Locate Your Countertop Seams
Seams are typically hidden in places where they would be less noticeable, such as next to a sink or refrigerator. If granite slab edges do not happen to meet at a kitchen fixture, builders and contractors often put them in areas that may be covered up during typical use, such as near a stove or a corner ideal for a dish rack or microwave.
If a contractor has done an excellent job of matching two granite slabs, it may be even more difficult for you to determine where one stops and another ends. This is because, while no two slabs of granite are identical, those with similar coloring or markings will flow together visually.
Repair Your Countertop Seams

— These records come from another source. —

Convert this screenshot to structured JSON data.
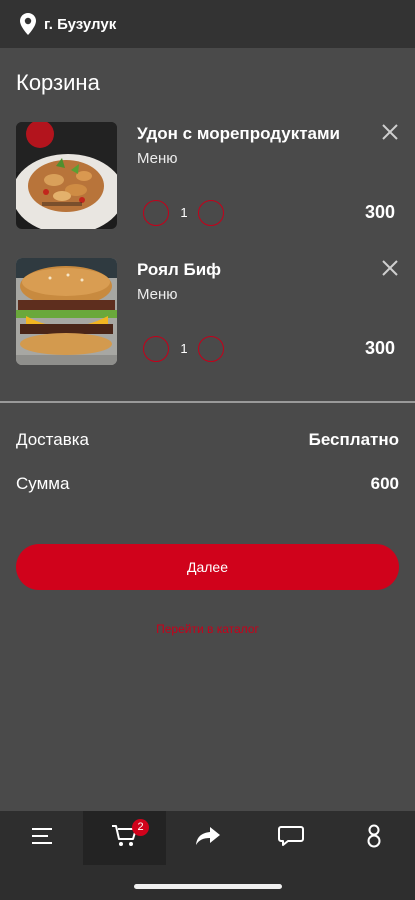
{
  "header": {
    "city": "г. Бузулук",
    "location_icon": "location-pin-icon"
  },
  "page": {
    "title": "Корзина"
  },
  "cart": {
    "items": [
      {
        "name": "Удон с морепродуктами",
        "category": "Меню",
        "quantity": "1",
        "price": "300",
        "image": "udon-seafood-photo"
      },
      {
        "name": "Роял Биф",
        "category": "Меню",
        "quantity": "1",
        "price": "300",
        "image": "royal-beef-burger-photo"
      }
    ]
  },
  "summary": {
    "delivery_label": "Доставка",
    "delivery_value": "Бесплатно",
    "total_label": "Сумма",
    "total_value": "600"
  },
  "actions": {
    "next_label": "Далее",
    "catalog_link": "Перейти в каталог"
  },
  "bottom_nav": {
    "items": [
      {
        "icon": "menu-icon"
      },
      {
        "icon": "cart-icon",
        "badge": "2",
        "active": true
      },
      {
        "icon": "share-icon"
      },
      {
        "icon": "chat-icon"
      },
      {
        "icon": "profile-icon"
      }
    ]
  },
  "colors": {
    "accent": "#d0021b",
    "background": "#4a4a4a",
    "topbar": "#333333",
    "navbar": "#2e2e2e"
  }
}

Over time, moisture, earthquakes or the gradual settling of your home can cause slight shifts in countertop levels. In turn, this leads to the shifting of seams, which may crack, break or separate.
To repair countertop seams, pry loose all of the filler using a utility knife with a sharp blade. It may help to begin cutting away the seam from the back and working towards the front using small strokes. As you do this, be very careful you don't nick the surface of the granite with your blade.

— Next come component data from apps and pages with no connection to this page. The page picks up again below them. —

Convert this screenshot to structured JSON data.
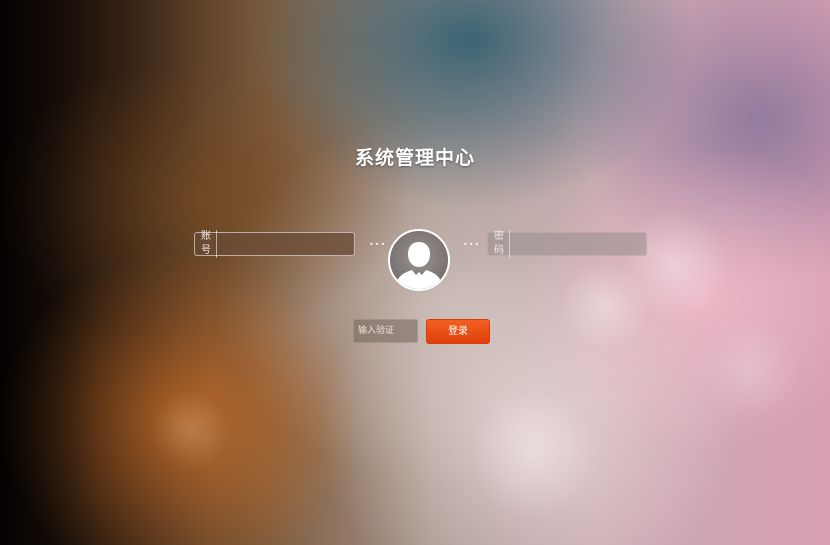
{
  "page": {
    "title": "系统管理中心"
  },
  "login_form": {
    "username_label": "账号",
    "username_value": "",
    "password_label": "密码",
    "password_value": "",
    "separator_left": "•••",
    "separator_right": "•••",
    "avatar_icon": "user-silhouette-icon",
    "captcha_placeholder": "输入验证",
    "captcha_value": "",
    "login_button_label": "登录"
  },
  "colors": {
    "accent": "#e84e14",
    "text": "#ffffff"
  }
}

Once you have removed all of the filler, use a vacuum cleaner to clear away any debris that may have fallen back into the seam space. Clean the area thoroughly with a moist cloth and let it dry. Then, use painter's tape to tape off the edge of both pieces of granite to prevent epoxy from getting on the surface of the countertop. Be sure to press firmly on the tape to ensure it has adhered to the counter.
Use an epoxy kit to fill the crack between slabs of granite on your counter. Mix the epoxy according to the package instructions, and select a color that will closely match your granite so it is less visible once dry. Carefully fill in the seam, again moving back to front, and wipe off any excess as you go. When you have finished, remove the tape and let the epoxy dry thoroughly. If need be, you can use a utility knife to clean up the edges of the seam so they are flush with the counter. Ideally, you will not be able to see any of the filler material once the seam has been replaced.
Danielle Smyth is a writer and content marketer from upstate New York. She holds a Master of Science in Publishing from Pace University. She owns her own content marketing agency, Wordsmyth Creative Content Marketing (www.wordsmythcontent.com), and she enjoys writing home and DIY articles and blogs for clients in a variety of related industries. She also runs her own lifestyle blog, Sweet Frivolity (www.sweetfrivolity.com).